» Element data from apps and pages:
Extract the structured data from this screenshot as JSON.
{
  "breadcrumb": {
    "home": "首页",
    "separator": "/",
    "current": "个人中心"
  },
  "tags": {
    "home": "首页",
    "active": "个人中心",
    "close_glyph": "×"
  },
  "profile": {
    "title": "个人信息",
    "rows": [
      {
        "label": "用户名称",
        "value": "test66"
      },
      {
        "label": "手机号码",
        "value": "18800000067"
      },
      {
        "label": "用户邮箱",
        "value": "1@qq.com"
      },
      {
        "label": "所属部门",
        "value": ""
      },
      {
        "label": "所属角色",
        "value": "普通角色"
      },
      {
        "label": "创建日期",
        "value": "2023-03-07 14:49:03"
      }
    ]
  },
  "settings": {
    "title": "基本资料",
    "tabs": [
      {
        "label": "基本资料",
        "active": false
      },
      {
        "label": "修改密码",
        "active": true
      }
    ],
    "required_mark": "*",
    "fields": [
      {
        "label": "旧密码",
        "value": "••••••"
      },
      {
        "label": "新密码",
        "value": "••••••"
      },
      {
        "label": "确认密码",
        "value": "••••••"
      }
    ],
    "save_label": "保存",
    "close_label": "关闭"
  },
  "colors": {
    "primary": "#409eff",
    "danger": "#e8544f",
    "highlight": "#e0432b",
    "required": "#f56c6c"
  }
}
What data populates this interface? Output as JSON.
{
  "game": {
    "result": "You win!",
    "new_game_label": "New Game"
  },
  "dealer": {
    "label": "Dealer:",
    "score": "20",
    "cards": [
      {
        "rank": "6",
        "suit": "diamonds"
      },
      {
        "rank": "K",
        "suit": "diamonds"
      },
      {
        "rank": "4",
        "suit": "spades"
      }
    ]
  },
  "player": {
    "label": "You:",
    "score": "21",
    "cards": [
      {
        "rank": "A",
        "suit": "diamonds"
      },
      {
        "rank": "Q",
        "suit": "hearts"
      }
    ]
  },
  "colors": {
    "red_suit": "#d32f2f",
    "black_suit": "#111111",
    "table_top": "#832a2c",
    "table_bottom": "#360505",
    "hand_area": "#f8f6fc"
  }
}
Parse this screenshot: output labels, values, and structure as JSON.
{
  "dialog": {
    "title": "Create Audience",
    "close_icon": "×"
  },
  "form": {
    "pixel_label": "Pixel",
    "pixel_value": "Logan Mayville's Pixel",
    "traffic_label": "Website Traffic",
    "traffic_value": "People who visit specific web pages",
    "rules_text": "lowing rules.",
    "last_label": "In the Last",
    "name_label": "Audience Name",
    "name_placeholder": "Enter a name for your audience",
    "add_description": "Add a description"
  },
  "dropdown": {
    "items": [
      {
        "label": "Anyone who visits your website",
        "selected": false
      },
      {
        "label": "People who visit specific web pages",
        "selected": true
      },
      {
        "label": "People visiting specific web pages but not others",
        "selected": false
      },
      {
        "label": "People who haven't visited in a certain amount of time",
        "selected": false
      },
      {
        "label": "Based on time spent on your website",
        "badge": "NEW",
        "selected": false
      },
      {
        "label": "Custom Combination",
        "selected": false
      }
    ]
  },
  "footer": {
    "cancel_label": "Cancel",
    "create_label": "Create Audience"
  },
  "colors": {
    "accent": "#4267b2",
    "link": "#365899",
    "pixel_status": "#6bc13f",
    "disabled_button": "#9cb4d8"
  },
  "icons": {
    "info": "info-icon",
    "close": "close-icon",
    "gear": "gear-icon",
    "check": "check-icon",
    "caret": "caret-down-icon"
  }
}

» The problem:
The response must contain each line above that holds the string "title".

» Expected answer:
    "title": "个人信息",
    "title": "基本资料",
    "title": "Create Audience",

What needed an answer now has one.